» **What to work on**
Work out how many lines in the entries below include the word "dijo", and give only that figure.

*** Block opens ***

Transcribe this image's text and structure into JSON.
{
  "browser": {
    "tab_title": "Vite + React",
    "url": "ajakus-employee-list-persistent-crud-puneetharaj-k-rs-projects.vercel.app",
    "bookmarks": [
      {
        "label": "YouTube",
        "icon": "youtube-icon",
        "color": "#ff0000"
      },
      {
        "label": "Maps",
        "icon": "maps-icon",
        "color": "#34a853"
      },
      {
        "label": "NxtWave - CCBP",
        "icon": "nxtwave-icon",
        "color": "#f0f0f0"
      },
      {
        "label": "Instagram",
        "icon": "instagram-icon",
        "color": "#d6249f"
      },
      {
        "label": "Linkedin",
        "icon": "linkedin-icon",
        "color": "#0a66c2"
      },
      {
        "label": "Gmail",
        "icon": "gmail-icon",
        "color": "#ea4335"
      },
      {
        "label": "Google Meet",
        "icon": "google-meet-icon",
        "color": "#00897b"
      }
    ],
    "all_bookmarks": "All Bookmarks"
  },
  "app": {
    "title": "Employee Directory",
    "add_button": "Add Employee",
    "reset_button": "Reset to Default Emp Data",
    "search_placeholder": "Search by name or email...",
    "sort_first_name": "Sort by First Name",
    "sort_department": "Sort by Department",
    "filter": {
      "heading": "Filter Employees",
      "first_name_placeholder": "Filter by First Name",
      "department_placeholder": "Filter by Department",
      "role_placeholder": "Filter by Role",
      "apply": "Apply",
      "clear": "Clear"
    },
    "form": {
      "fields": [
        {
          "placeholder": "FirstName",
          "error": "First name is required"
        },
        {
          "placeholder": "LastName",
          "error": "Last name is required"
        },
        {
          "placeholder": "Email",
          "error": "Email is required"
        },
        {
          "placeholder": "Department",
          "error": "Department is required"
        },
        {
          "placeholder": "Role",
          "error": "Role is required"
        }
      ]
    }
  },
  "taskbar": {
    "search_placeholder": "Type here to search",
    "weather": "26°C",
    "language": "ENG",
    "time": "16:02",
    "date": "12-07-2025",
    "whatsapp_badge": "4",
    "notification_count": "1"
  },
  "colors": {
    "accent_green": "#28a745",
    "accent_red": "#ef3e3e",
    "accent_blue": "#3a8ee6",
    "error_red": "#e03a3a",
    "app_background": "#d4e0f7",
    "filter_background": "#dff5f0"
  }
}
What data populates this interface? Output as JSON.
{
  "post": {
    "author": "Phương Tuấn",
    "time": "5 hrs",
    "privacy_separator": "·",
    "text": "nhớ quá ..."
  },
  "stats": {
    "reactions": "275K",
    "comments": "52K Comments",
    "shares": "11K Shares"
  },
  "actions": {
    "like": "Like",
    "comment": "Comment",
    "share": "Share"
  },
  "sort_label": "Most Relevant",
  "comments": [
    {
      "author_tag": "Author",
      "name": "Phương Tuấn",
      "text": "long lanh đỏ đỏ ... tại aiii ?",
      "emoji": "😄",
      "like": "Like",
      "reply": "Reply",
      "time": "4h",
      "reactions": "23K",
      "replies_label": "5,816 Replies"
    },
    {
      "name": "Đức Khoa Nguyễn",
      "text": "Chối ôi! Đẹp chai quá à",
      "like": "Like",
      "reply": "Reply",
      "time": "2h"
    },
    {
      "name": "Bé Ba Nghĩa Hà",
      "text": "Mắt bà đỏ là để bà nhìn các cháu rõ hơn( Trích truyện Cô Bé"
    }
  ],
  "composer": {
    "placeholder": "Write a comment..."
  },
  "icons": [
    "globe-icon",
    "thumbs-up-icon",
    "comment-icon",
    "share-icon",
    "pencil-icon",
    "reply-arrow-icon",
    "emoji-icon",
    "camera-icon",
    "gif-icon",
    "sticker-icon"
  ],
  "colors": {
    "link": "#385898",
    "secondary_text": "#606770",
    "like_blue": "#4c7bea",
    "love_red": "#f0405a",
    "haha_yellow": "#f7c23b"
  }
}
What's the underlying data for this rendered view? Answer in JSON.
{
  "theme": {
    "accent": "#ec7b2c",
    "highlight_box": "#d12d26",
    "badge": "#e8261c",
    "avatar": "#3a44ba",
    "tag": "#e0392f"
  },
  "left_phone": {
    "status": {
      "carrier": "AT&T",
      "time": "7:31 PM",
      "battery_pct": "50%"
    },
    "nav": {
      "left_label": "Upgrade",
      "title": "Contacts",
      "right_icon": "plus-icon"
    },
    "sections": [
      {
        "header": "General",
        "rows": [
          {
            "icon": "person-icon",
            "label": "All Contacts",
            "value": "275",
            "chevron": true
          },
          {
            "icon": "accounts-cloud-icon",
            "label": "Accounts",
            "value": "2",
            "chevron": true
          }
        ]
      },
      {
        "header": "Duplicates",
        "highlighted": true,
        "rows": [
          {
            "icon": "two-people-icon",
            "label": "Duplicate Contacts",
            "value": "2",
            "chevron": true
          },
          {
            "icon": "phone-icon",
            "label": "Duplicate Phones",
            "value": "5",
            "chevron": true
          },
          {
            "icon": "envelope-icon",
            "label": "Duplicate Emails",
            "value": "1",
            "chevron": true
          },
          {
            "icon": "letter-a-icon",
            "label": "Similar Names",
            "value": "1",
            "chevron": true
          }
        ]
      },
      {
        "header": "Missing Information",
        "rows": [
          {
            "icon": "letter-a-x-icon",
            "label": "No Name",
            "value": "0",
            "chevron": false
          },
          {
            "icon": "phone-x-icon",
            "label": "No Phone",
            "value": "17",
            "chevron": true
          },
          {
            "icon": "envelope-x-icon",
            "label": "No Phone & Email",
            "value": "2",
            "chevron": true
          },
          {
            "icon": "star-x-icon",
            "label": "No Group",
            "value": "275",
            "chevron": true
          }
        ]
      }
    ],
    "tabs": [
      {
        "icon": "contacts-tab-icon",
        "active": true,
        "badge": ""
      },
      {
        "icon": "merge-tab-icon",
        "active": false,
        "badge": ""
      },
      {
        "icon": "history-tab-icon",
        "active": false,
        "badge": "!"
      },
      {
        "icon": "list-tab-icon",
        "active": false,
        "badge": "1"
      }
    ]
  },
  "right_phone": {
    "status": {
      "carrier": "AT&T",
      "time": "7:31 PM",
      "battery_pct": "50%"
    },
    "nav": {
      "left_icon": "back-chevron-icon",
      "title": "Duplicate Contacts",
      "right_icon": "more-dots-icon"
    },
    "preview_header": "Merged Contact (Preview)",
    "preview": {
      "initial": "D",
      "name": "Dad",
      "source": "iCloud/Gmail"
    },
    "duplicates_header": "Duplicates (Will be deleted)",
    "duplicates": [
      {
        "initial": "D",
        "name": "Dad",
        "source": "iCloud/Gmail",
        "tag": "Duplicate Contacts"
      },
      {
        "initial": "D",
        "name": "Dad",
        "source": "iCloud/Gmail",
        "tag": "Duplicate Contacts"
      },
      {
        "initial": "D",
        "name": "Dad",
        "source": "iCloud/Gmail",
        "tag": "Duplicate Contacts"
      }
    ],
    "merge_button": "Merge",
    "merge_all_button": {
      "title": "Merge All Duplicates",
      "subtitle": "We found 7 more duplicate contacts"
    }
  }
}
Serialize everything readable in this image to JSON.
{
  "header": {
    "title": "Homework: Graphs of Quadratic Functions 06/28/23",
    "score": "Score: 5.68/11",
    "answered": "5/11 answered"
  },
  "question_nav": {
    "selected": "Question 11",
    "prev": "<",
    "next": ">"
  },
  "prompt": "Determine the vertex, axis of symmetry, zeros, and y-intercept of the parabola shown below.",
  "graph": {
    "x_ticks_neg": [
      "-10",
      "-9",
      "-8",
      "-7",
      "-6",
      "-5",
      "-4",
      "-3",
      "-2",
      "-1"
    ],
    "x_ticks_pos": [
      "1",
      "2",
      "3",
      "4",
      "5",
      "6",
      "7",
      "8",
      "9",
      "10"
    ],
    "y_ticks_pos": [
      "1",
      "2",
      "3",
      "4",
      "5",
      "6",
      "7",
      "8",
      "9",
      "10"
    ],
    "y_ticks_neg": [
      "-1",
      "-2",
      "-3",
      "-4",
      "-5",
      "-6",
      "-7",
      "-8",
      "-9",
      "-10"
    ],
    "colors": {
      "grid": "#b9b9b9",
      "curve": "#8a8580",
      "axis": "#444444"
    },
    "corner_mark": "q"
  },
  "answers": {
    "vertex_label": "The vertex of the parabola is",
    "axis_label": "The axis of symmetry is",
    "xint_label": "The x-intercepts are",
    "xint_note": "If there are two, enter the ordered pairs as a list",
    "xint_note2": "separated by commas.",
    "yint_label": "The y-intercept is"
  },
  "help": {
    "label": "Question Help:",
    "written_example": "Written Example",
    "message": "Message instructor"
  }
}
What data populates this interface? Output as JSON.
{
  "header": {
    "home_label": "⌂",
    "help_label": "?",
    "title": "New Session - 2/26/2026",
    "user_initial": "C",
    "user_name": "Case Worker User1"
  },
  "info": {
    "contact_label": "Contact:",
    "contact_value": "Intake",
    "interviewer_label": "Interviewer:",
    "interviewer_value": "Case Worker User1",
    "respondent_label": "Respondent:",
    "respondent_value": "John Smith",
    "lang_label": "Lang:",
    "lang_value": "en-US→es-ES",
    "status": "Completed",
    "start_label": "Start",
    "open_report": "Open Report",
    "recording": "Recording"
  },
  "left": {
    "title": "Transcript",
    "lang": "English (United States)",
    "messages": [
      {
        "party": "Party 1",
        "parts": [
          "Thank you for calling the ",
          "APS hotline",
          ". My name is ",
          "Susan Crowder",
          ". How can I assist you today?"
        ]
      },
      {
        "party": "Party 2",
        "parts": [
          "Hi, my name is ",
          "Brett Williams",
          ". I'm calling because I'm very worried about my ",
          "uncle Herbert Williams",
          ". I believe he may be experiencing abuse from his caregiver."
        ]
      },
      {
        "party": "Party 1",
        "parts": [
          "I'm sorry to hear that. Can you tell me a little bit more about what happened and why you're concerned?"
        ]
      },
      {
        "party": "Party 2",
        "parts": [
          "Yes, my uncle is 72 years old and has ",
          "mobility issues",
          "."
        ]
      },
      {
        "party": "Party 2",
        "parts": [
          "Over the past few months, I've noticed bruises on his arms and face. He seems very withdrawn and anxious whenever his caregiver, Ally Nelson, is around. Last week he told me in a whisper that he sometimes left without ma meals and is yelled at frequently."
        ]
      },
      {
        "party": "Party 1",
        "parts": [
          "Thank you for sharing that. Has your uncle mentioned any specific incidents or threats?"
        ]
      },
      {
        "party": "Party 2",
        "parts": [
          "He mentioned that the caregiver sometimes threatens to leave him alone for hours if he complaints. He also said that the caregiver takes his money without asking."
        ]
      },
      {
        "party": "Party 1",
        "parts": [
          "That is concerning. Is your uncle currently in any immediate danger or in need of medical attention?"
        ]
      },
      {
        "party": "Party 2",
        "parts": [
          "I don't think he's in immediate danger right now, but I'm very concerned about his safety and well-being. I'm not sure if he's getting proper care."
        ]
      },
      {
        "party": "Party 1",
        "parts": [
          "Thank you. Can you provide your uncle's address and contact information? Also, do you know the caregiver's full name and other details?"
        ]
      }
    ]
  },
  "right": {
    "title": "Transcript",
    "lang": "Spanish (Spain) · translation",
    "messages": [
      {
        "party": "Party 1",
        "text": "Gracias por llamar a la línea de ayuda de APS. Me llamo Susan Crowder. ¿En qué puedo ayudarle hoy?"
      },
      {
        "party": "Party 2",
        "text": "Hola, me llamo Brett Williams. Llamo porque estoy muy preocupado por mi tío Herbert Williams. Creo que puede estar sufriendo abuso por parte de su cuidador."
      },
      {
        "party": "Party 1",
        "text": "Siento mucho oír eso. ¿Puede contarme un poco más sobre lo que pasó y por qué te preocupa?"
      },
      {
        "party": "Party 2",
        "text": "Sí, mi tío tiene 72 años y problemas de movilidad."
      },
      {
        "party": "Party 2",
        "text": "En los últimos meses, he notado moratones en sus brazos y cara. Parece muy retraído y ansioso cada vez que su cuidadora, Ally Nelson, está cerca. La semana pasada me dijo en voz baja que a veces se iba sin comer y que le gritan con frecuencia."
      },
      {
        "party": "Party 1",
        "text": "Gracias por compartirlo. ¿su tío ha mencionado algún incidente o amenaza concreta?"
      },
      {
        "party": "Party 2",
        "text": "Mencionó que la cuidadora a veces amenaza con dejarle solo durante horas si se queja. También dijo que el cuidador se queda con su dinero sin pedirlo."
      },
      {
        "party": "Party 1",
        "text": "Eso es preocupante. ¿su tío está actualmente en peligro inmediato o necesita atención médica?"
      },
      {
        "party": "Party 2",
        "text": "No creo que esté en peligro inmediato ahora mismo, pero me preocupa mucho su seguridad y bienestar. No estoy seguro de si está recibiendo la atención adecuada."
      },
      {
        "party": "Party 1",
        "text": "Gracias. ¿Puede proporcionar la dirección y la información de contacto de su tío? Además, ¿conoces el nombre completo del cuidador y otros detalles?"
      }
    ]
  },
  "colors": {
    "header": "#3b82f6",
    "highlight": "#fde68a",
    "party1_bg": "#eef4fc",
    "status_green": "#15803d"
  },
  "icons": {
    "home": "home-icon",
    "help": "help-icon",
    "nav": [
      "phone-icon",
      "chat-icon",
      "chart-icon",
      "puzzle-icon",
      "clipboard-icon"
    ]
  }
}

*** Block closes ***

» **Response box**
2